Socks was a young, scared cat that I got to know in the summer of 2006. I didn’t get to do anything with her except talk to her that summer which I did a lot of. I never did get to pet her that summer. By the summer of 2007 the staff/volunteers had socialized her enough so she was in one of the small rooms with some cat friends. Although she enjoyed being petted she didn’t want to be picked up. I brought her home in September of 2007. Although she stays in at night (sleeps at my feet) she spends most of her days outside. She is constantly ‘on the go’. She loves to tackle Raymond (he loves it too) even though he is twice as big as her. Sometimes he wins and sometimes she does – but it’s all in fun for them and I enjoy watching them.
Howie was one of the ‘special needs’ pets that had been featured on the ICHS website for the past couple of months. I left his story there longer than perhaps I should have hoping that someone would be able to give Howie a home – even if for a short time. Howie was a delightful cat! To look at him and watch him play, you would never have imagined that he had feline leukemia. However a few weeks ago, Howie started to exhibit signs that all was not well.
When I was at the shelter to walk dogs on Saturday, October 31st, it was apparent that Howie didn’t have much time left. The office gals (between phone calls) were sitting next to his cage petting and talking to him. When I came back into the darkened office at 5:30 to say good-bye to him, he was being held by yet another staff member (who had come in on her own time when she had heard that he was dying). She was telling him all about ‘cat heaven’. Although Howie seemed to be breathing easier and appeared to be somewhat relaxed, it was a very somber and stressful situation – knowing that what Angela was doing for Howie was all that anyone could do – just allow him to be a lap cat one last time. Angela was still with him when I left. Howie died the next day.
I am writing about Howie for three reasons. #1 To let those of you who knew Howie know that he is no longer with us. #2 Boyd and Jax, the other two featured special needs pets still need homes. I would have thought that Howie had a few years to go when I wrote that article last July, but it just goes to show how quickly things can happen. #3 Lastly, I wish to thank Angela and the rest of the ICHS staff for – not just taking care of the ICHS animals - but for their love and compassion for the homeless animals that are ‘fortunate’ to have a temporary home at ICHS.
Jax is a long-haired grey kitty with special needs. He tested positive for feline leukemia. He is probably about two years old. He is quite playful and loves all the attention that he gets. Jax does not get along with other cats so he probably needs to be an ‘only’ cat, and he must be kept indoors. I can’t go into the specifics of Jax’s condition, but it can’t be ignored that he will probably have a shorter lifespan than most cats. It is difficult to adopt a pet with special needs because you know that ‘heartbreak’ lies just around the corner. But at the same time, these special animals need a home and a loving family just as all animals do. If you are possibly someone who could provide Jax with a loving home, please come in, meet him and talk to the staff to better determine if he could be a part of your family.

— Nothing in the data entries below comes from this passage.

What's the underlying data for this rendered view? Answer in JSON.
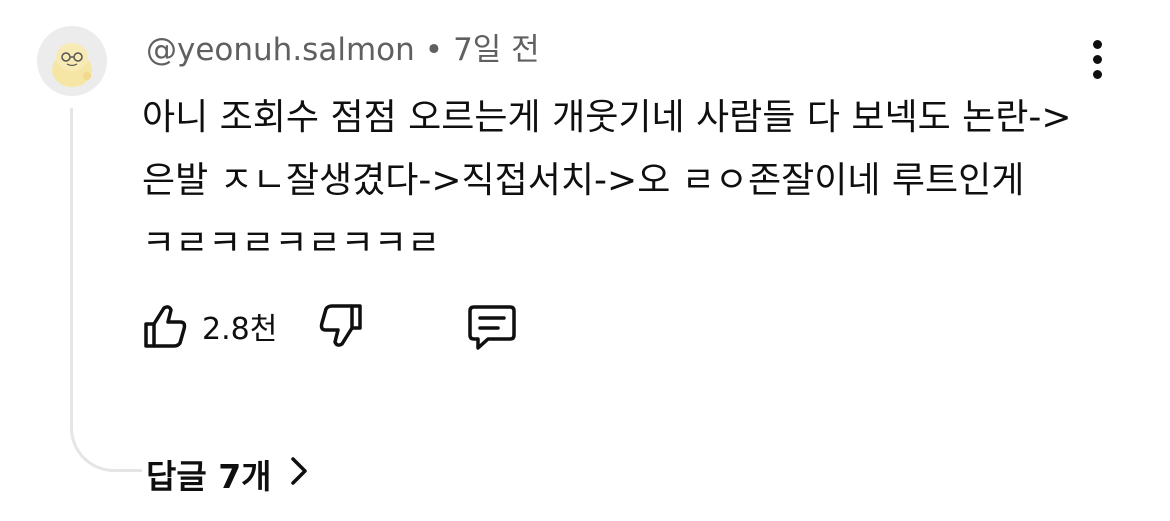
{
  "comment": {
    "author": "@yeonuh.salmon",
    "separator": "•",
    "time": "7일 전",
    "text": "아니 조회수 점점 오르는게 개웃기네 사람들 다 보넥도 논란->은발 ㅈㄴ잘생겼다->직접서치->오 ㄹㅇ존잘이네 루트인게 ㅋㄹㅋㄹㅋㄹㅋㅋㄹ",
    "likes": "2.8천",
    "replies_label": "답글 7개"
  },
  "icons": {
    "avatar": "cartoon-avatar",
    "more": "more-vertical-icon",
    "like": "thumbs-up-icon",
    "dislike": "thumbs-down-icon",
    "reply": "comment-icon",
    "chevron": "chevron-right-icon"
  },
  "colors": {
    "text": "#0f0f0f",
    "secondary": "#606060",
    "thread_line": "#e5e5e5",
    "background": "#ffffff"
  }
}
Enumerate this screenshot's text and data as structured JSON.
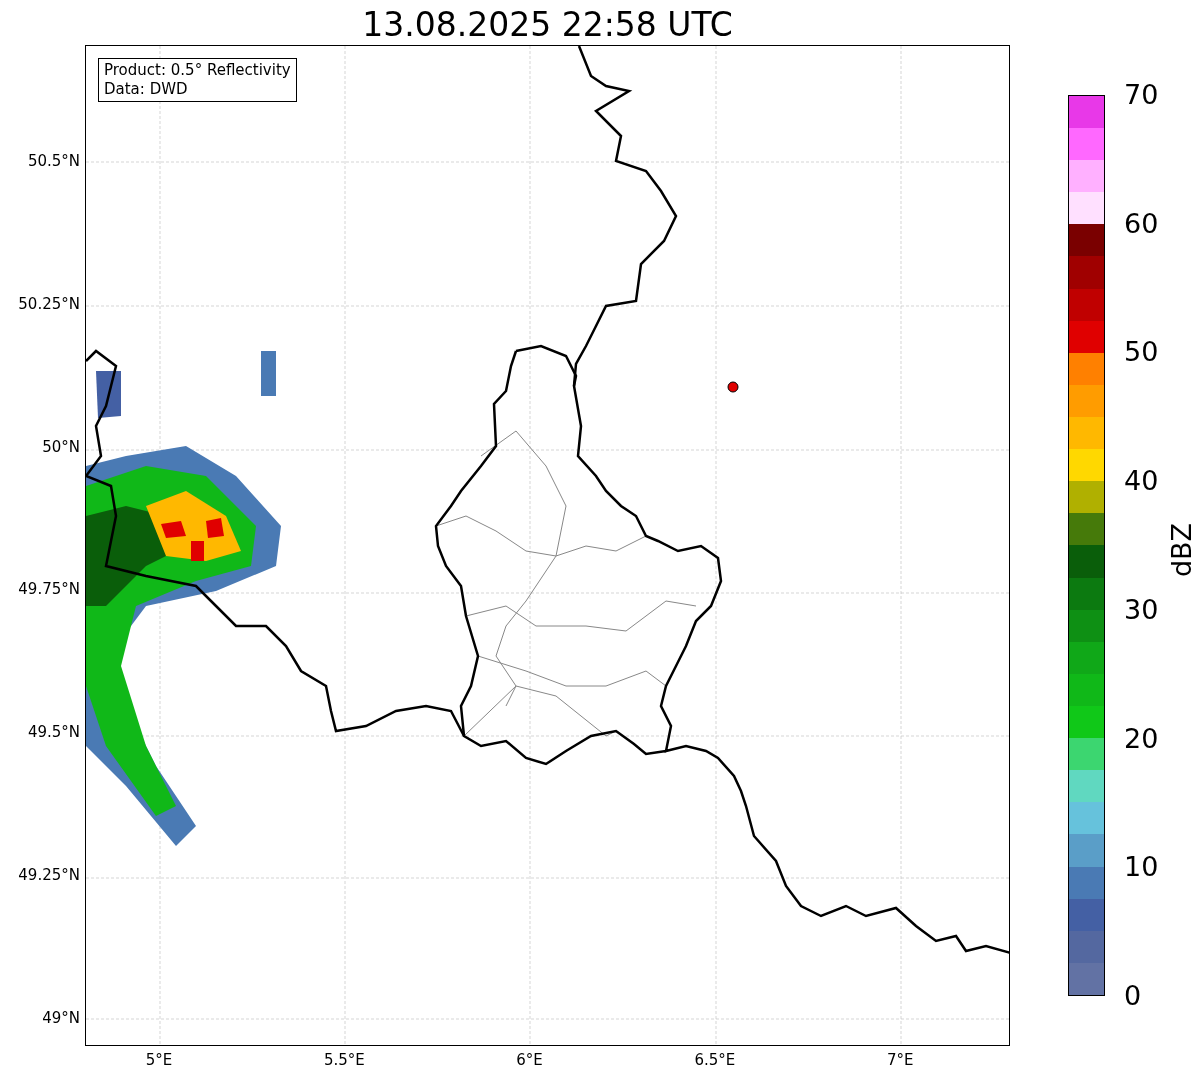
{
  "title": "13.08.2025 22:58 UTC",
  "legend": {
    "lines": [
      "Product: 0.5° Reflectivity",
      "Data: DWD"
    ]
  },
  "map": {
    "lat_ticks": [
      "50.5°N",
      "50.25°N",
      "50°N",
      "49.75°N",
      "49.5°N",
      "49.25°N",
      "49°N"
    ],
    "lon_ticks": [
      "5°E",
      "5.5°E",
      "6°E",
      "6.5°E",
      "7°E"
    ]
  },
  "colorbar": {
    "label": "dBZ",
    "ticks": [
      "70",
      "60",
      "50",
      "40",
      "30",
      "20",
      "10",
      "0"
    ],
    "bins": [
      {
        "color": "#6272a4"
      },
      {
        "color": "#5468a0"
      },
      {
        "color": "#4460a4"
      },
      {
        "color": "#4a7ab4"
      },
      {
        "color": "#5a9ec8"
      },
      {
        "color": "#66c2dc"
      },
      {
        "color": "#60d8c0"
      },
      {
        "color": "#3cd670"
      },
      {
        "color": "#10c818"
      },
      {
        "color": "#10b818"
      },
      {
        "color": "#10a818"
      },
      {
        "color": "#0e9014"
      },
      {
        "color": "#0c7a10"
      },
      {
        "color": "#0a5e0a"
      },
      {
        "color": "#467a0a"
      },
      {
        "color": "#b0b000"
      },
      {
        "color": "#ffd800"
      },
      {
        "color": "#ffb800"
      },
      {
        "color": "#ff9c00"
      },
      {
        "color": "#ff8000"
      },
      {
        "color": "#e00000"
      },
      {
        "color": "#c00000"
      },
      {
        "color": "#a00000"
      },
      {
        "color": "#7a0000"
      },
      {
        "color": "#ffe0ff"
      },
      {
        "color": "#ffb0ff"
      },
      {
        "color": "#ff68ff"
      },
      {
        "color": "#e838e8"
      }
    ]
  }
}
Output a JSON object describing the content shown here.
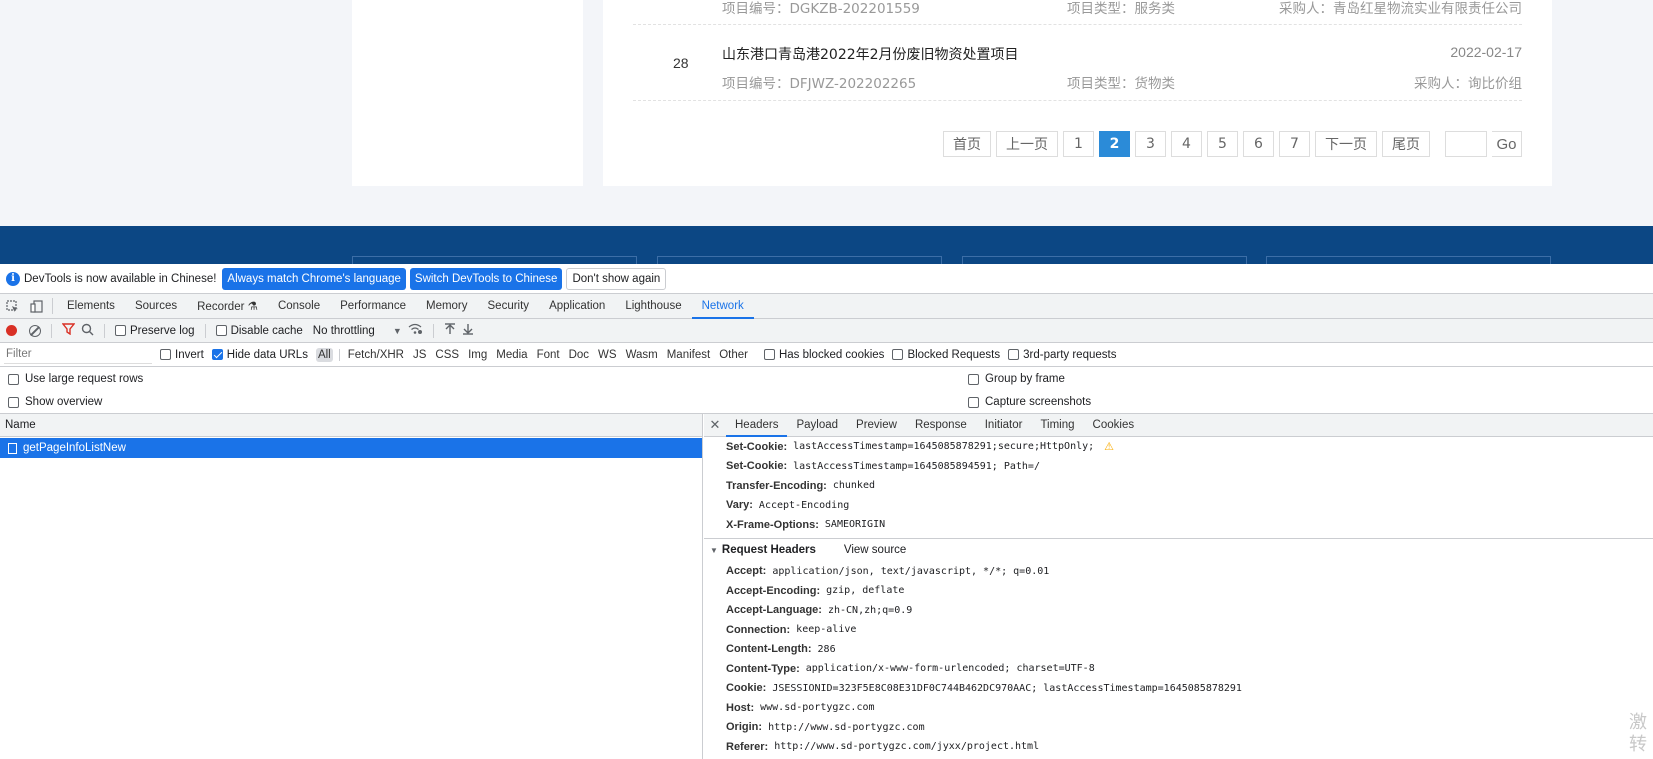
{
  "web": {
    "rows": [
      {
        "num": "",
        "title": "",
        "date": "",
        "code": "项目编号：DGKZB-202201559",
        "type": "项目类型：服务类",
        "buyer": "采购人：青岛红星物流实业有限责任公司"
      },
      {
        "num": "28",
        "title": "山东港口青岛港2022年2月份废旧物资处置项目",
        "date": "2022-02-17",
        "code": "项目编号：DFJWZ-202202265",
        "type": "项目类型：货物类",
        "buyer": "采购人：询比价组"
      }
    ],
    "pager": {
      "first": "首页",
      "prev": "上一页",
      "pages": [
        "1",
        "2",
        "3",
        "4",
        "5",
        "6",
        "7"
      ],
      "current": "2",
      "next": "下一页",
      "last": "尾页",
      "go": "Go"
    },
    "colors": {
      "footer_band": "#0c4784",
      "pager_active": "#2b8bd8"
    }
  },
  "devtools": {
    "infobar": {
      "message": "DevTools is now available in Chinese!",
      "btn_match": "Always match Chrome's language",
      "btn_switch": "Switch DevTools to Chinese",
      "btn_dismiss": "Don't show again"
    },
    "tabs": [
      "Elements",
      "Sources",
      "Recorder ⚗",
      "Console",
      "Performance",
      "Memory",
      "Security",
      "Application",
      "Lighthouse",
      "Network"
    ],
    "active_tab": "Network",
    "toolbar": {
      "preserve_log": "Preserve log",
      "disable_cache": "Disable cache",
      "throttling": "No throttling"
    },
    "filter": {
      "placeholder": "Filter",
      "invert": "Invert",
      "hide_data_urls": "Hide data URLs",
      "types": [
        "All",
        "Fetch/XHR",
        "JS",
        "CSS",
        "Img",
        "Media",
        "Font",
        "Doc",
        "WS",
        "Wasm",
        "Manifest",
        "Other"
      ],
      "has_blocked_cookies": "Has blocked cookies",
      "blocked_requests": "Blocked Requests",
      "third_party": "3rd-party requests"
    },
    "settings": {
      "large_rows": "Use large request rows",
      "show_overview": "Show overview",
      "group_by_frame": "Group by frame",
      "capture_screenshots": "Capture screenshots"
    },
    "list": {
      "name_header": "Name",
      "requests": [
        "getPageInfoListNew"
      ]
    },
    "detail_tabs": [
      "Headers",
      "Payload",
      "Preview",
      "Response",
      "Initiator",
      "Timing",
      "Cookies"
    ],
    "response_headers": [
      {
        "key": "Set-Cookie:",
        "value": "lastAccessTimestamp=1645085878291;secure;HttpOnly;",
        "warn": true
      },
      {
        "key": "Set-Cookie:",
        "value": "lastAccessTimestamp=1645085894591; Path=/"
      },
      {
        "key": "Transfer-Encoding:",
        "value": "chunked"
      },
      {
        "key": "Vary:",
        "value": "Accept-Encoding"
      },
      {
        "key": "X-Frame-Options:",
        "value": "SAMEORIGIN"
      }
    ],
    "request_section": {
      "title": "Request Headers",
      "view_source": "View source"
    },
    "request_headers": [
      {
        "key": "Accept:",
        "value": "application/json, text/javascript, */*; q=0.01"
      },
      {
        "key": "Accept-Encoding:",
        "value": "gzip, deflate"
      },
      {
        "key": "Accept-Language:",
        "value": "zh-CN,zh;q=0.9"
      },
      {
        "key": "Connection:",
        "value": "keep-alive"
      },
      {
        "key": "Content-Length:",
        "value": "286"
      },
      {
        "key": "Content-Type:",
        "value": "application/x-www-form-urlencoded; charset=UTF-8"
      },
      {
        "key": "Cookie:",
        "value": "JSESSIONID=323F5E8C08E31DF0C744B462DC970AAC; lastAccessTimestamp=1645085878291"
      },
      {
        "key": "Host:",
        "value": "www.sd-portygzc.com"
      },
      {
        "key": "Origin:",
        "value": "http://www.sd-portygzc.com"
      },
      {
        "key": "Referer:",
        "value": "http://www.sd-portygzc.com/jyxx/project.html"
      }
    ]
  },
  "watermark": "激\n转"
}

305 Co. Rd. YZ
WI Dog Seller & Dog Facility Operator license #267019-DS